Extracted records
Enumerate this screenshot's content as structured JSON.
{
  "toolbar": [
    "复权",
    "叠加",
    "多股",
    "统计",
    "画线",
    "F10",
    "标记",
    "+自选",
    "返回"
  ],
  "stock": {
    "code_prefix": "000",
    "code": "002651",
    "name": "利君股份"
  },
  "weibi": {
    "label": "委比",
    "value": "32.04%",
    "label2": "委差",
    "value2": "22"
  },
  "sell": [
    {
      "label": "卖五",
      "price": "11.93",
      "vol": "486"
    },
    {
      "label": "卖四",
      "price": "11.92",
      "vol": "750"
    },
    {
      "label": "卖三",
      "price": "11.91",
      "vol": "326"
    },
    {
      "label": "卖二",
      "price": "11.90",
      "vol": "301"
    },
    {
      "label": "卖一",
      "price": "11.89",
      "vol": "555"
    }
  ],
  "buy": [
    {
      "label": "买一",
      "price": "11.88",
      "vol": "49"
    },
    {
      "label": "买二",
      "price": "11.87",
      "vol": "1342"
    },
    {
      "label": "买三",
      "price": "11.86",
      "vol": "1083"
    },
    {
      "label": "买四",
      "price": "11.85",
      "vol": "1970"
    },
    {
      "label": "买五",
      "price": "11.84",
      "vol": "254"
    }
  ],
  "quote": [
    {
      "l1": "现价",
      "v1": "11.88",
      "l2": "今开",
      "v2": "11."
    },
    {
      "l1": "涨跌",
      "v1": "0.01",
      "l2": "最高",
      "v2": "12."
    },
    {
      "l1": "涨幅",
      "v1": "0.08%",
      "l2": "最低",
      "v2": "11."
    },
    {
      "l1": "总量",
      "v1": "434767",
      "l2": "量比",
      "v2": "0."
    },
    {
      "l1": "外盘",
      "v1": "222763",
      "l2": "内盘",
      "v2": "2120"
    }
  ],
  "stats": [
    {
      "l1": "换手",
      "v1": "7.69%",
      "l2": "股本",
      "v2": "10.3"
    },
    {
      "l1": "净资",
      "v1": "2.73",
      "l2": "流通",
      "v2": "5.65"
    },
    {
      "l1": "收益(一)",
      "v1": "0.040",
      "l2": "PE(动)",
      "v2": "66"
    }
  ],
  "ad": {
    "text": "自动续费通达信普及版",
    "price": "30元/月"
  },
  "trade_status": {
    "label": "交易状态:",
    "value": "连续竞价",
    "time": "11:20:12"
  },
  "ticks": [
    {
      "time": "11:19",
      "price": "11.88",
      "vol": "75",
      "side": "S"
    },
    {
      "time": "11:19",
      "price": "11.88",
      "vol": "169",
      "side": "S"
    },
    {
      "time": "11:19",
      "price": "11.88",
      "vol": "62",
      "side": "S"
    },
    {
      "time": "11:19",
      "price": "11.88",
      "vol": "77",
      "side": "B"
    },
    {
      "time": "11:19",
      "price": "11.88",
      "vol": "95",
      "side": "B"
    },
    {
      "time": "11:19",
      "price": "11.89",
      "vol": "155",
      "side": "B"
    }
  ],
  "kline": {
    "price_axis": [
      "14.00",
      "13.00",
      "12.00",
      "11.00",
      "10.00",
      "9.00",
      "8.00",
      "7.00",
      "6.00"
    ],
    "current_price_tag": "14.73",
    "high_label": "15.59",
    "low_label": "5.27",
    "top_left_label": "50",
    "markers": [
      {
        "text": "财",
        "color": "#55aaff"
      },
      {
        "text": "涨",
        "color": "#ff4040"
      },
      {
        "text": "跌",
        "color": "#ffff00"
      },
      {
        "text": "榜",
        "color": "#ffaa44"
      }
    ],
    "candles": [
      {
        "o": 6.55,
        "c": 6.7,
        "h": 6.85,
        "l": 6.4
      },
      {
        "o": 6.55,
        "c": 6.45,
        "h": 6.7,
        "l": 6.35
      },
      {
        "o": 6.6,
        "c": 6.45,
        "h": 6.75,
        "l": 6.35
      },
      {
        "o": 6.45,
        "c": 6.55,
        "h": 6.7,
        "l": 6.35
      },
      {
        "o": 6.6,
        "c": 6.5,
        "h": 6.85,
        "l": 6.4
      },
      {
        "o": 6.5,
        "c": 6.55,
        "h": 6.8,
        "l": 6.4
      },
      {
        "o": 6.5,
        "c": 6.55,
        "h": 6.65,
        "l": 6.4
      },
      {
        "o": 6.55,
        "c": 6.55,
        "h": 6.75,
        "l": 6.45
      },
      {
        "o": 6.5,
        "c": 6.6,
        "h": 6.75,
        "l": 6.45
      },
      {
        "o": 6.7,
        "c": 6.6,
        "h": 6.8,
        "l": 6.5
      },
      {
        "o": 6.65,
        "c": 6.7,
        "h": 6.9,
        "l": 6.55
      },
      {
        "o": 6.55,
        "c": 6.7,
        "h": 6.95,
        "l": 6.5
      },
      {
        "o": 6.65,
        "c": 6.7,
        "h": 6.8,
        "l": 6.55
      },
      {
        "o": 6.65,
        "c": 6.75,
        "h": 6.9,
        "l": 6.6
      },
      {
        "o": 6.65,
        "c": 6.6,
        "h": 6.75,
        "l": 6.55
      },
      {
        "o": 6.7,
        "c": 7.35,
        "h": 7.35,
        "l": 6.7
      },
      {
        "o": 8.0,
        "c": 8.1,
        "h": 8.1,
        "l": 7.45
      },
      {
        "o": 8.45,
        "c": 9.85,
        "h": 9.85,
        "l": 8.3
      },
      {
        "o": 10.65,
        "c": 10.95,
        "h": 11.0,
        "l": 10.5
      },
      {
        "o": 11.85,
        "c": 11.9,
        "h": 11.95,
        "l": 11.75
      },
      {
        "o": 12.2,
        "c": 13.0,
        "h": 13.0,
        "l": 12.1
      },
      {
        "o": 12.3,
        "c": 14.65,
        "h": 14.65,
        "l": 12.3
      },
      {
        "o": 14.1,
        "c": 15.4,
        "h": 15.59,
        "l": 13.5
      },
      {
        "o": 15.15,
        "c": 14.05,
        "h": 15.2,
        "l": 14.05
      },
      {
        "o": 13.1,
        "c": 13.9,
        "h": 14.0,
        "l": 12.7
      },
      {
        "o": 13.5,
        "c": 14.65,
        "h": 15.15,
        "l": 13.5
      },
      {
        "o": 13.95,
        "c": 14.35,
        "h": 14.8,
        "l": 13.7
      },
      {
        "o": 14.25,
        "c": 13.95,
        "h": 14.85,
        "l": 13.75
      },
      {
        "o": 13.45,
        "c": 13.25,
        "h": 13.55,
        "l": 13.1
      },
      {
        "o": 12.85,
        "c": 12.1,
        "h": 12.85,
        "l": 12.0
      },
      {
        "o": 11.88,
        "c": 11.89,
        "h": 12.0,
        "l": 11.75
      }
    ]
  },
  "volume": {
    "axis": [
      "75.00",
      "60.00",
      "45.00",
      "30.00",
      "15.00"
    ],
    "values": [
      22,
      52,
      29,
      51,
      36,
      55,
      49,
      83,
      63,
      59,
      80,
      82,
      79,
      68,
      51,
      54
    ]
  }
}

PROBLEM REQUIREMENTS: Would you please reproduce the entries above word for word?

OUTPUT FOR THIS TASK:
Enumerate this screenshot's content as structured JSON.
{
  "toolbar": [
    "复权",
    "叠加",
    "多股",
    "统计",
    "画线",
    "F10",
    "标记",
    "+自选",
    "返回"
  ],
  "stock": {
    "code_prefix": "000",
    "code": "002651",
    "name": "利君股份"
  },
  "weibi": {
    "label": "委比",
    "value": "32.04%",
    "label2": "委差",
    "value2": "22"
  },
  "sell": [
    {
      "label": "卖五",
      "price": "11.93",
      "vol": "486"
    },
    {
      "label": "卖四",
      "price": "11.92",
      "vol": "750"
    },
    {
      "label": "卖三",
      "price": "11.91",
      "vol": "326"
    },
    {
      "label": "卖二",
      "price": "11.90",
      "vol": "301"
    },
    {
      "label": "卖一",
      "price": "11.89",
      "vol": "555"
    }
  ],
  "buy": [
    {
      "label": "买一",
      "price": "11.88",
      "vol": "49"
    },
    {
      "label": "买二",
      "price": "11.87",
      "vol": "1342"
    },
    {
      "label": "买三",
      "price": "11.86",
      "vol": "1083"
    },
    {
      "label": "买四",
      "price": "11.85",
      "vol": "1970"
    },
    {
      "label": "买五",
      "price": "11.84",
      "vol": "254"
    }
  ],
  "quote": [
    {
      "l1": "现价",
      "v1": "11.88",
      "l2": "今开",
      "v2": "11."
    },
    {
      "l1": "涨跌",
      "v1": "0.01",
      "l2": "最高",
      "v2": "12."
    },
    {
      "l1": "涨幅",
      "v1": "0.08%",
      "l2": "最低",
      "v2": "11."
    },
    {
      "l1": "总量",
      "v1": "434767",
      "l2": "量比",
      "v2": "0."
    },
    {
      "l1": "外盘",
      "v1": "222763",
      "l2": "内盘",
      "v2": "2120"
    }
  ],
  "stats": [
    {
      "l1": "换手",
      "v1": "7.69%",
      "l2": "股本",
      "v2": "10.3"
    },
    {
      "l1": "净资",
      "v1": "2.73",
      "l2": "流通",
      "v2": "5.65"
    },
    {
      "l1": "收益(一)",
      "v1": "0.040",
      "l2": "PE(动)",
      "v2": "66"
    }
  ],
  "ad": {
    "text": "自动续费通达信普及版",
    "price": "30元/月"
  },
  "trade_status": {
    "label": "交易状态:",
    "value": "连续竞价",
    "time": "11:20:12"
  },
  "ticks": [
    {
      "time": "11:19",
      "price": "11.88",
      "vol": "75",
      "side": "S"
    },
    {
      "time": "11:19",
      "price": "11.88",
      "vol": "169",
      "side": "S"
    },
    {
      "time": "11:19",
      "price": "11.88",
      "vol": "62",
      "side": "S"
    },
    {
      "time": "11:19",
      "price": "11.88",
      "vol": "77",
      "side": "B"
    },
    {
      "time": "11:19",
      "price": "11.88",
      "vol": "95",
      "side": "B"
    },
    {
      "time": "11:19",
      "price": "11.89",
      "vol": "155",
      "side": "B"
    }
  ],
  "kline": {
    "price_axis": [
      "14.00",
      "13.00",
      "12.00",
      "11.00",
      "10.00",
      "9.00",
      "8.00",
      "7.00",
      "6.00"
    ],
    "current_price_tag": "14.73",
    "high_label": "15.59",
    "low_label": "5.27",
    "top_left_label": "50",
    "markers": [
      {
        "text": "财",
        "color": "#55aaff"
      },
      {
        "text": "涨",
        "color": "#ff4040"
      },
      {
        "text": "跌",
        "color": "#ffff00"
      },
      {
        "text": "榜",
        "color": "#ffaa44"
      }
    ],
    "candles": [
      {
        "o": 6.55,
        "c": 6.7,
        "h": 6.85,
        "l": 6.4
      },
      {
        "o": 6.55,
        "c": 6.45,
        "h": 6.7,
        "l": 6.35
      },
      {
        "o": 6.6,
        "c": 6.45,
        "h": 6.75,
        "l": 6.35
      },
      {
        "o": 6.45,
        "c": 6.55,
        "h": 6.7,
        "l": 6.35
      },
      {
        "o": 6.6,
        "c": 6.5,
        "h": 6.85,
        "l": 6.4
      },
      {
        "o": 6.5,
        "c": 6.55,
        "h": 6.8,
        "l": 6.4
      },
      {
        "o": 6.5,
        "c": 6.55,
        "h": 6.65,
        "l": 6.4
      },
      {
        "o": 6.55,
        "c": 6.55,
        "h": 6.75,
        "l": 6.45
      },
      {
        "o": 6.5,
        "c": 6.6,
        "h": 6.75,
        "l": 6.45
      },
      {
        "o": 6.7,
        "c": 6.6,
        "h": 6.8,
        "l": 6.5
      },
      {
        "o": 6.65,
        "c": 6.7,
        "h": 6.9,
        "l": 6.55
      },
      {
        "o": 6.55,
        "c": 6.7,
        "h": 6.95,
        "l": 6.5
      },
      {
        "o": 6.65,
        "c": 6.7,
        "h": 6.8,
        "l": 6.55
      },
      {
        "o": 6.65,
        "c": 6.75,
        "h": 6.9,
        "l": 6.6
      },
      {
        "o": 6.65,
        "c": 6.6,
        "h": 6.75,
        "l": 6.55
      },
      {
        "o": 6.7,
        "c": 7.35,
        "h": 7.35,
        "l": 6.7
      },
      {
        "o": 8.0,
        "c": 8.1,
        "h": 8.1,
        "l": 7.45
      },
      {
        "o": 8.45,
        "c": 9.85,
        "h": 9.85,
        "l": 8.3
      },
      {
        "o": 10.65,
        "c": 10.95,
        "h": 11.0,
        "l": 10.5
      },
      {
        "o": 11.85,
        "c": 11.9,
        "h": 11.95,
        "l": 11.75
      },
      {
        "o": 12.2,
        "c": 13.0,
        "h": 13.0,
        "l": 12.1
      },
      {
        "o": 12.3,
        "c": 14.65,
        "h": 14.65,
        "l": 12.3
      },
      {
        "o": 14.1,
        "c": 15.4,
        "h": 15.59,
        "l": 13.5
      },
      {
        "o": 15.15,
        "c": 14.05,
        "h": 15.2,
        "l": 14.05
      },
      {
        "o": 13.1,
        "c": 13.9,
        "h": 14.0,
        "l": 12.7
      },
      {
        "o": 13.5,
        "c": 14.65,
        "h": 15.15,
        "l": 13.5
      },
      {
        "o": 13.95,
        "c": 14.35,
        "h": 14.8,
        "l": 13.7
      },
      {
        "o": 14.25,
        "c": 13.95,
        "h": 14.85,
        "l": 13.75
      },
      {
        "o": 13.45,
        "c": 13.25,
        "h": 13.55,
        "l": 13.1
      },
      {
        "o": 12.85,
        "c": 12.1,
        "h": 12.85,
        "l": 12.0
      },
      {
        "o": 11.88,
        "c": 11.89,
        "h": 12.0,
        "l": 11.75
      }
    ]
  },
  "volume": {
    "axis": [
      "75.00",
      "60.00",
      "45.00",
      "30.00",
      "15.00"
    ],
    "values": [
      22,
      52,
      29,
      51,
      36,
      55,
      49,
      83,
      63,
      59,
      80,
      82,
      79,
      68,
      51,
      54
    ]
  }
}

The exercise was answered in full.